*** Records shown Section Begins ***

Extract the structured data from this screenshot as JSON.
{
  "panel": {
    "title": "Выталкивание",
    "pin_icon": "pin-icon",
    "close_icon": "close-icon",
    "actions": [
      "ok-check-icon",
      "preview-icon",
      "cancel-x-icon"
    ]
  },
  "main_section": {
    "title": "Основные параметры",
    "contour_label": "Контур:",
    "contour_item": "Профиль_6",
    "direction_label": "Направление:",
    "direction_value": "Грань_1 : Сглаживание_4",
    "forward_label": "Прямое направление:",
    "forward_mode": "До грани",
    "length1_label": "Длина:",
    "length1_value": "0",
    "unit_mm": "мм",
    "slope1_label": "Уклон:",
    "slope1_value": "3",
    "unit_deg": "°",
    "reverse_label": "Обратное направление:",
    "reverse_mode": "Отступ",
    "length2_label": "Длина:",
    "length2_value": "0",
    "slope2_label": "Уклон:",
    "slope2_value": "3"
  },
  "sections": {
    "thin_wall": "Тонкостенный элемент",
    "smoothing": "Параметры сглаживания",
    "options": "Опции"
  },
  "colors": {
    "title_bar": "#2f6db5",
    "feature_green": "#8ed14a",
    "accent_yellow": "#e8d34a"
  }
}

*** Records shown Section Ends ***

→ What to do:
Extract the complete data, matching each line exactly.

→ Your solution:
Extract the structured data from this screenshot as JSON.
{
  "panel": {
    "title": "Выталкивание",
    "pin_icon": "pin-icon",
    "close_icon": "close-icon",
    "actions": [
      "ok-check-icon",
      "preview-icon",
      "cancel-x-icon"
    ]
  },
  "main_section": {
    "title": "Основные параметры",
    "contour_label": "Контур:",
    "contour_item": "Профиль_6",
    "direction_label": "Направление:",
    "direction_value": "Грань_1 : Сглаживание_4",
    "forward_label": "Прямое направление:",
    "forward_mode": "До грани",
    "length1_label": "Длина:",
    "length1_value": "0",
    "unit_mm": "мм",
    "slope1_label": "Уклон:",
    "slope1_value": "3",
    "unit_deg": "°",
    "reverse_label": "Обратное направление:",
    "reverse_mode": "Отступ",
    "length2_label": "Длина:",
    "length2_value": "0",
    "slope2_label": "Уклон:",
    "slope2_value": "3"
  },
  "sections": {
    "thin_wall": "Тонкостенный элемент",
    "smoothing": "Параметры сглаживания",
    "options": "Опции"
  },
  "colors": {
    "title_bar": "#2f6db5",
    "feature_green": "#8ed14a",
    "accent_yellow": "#e8d34a"
  }
}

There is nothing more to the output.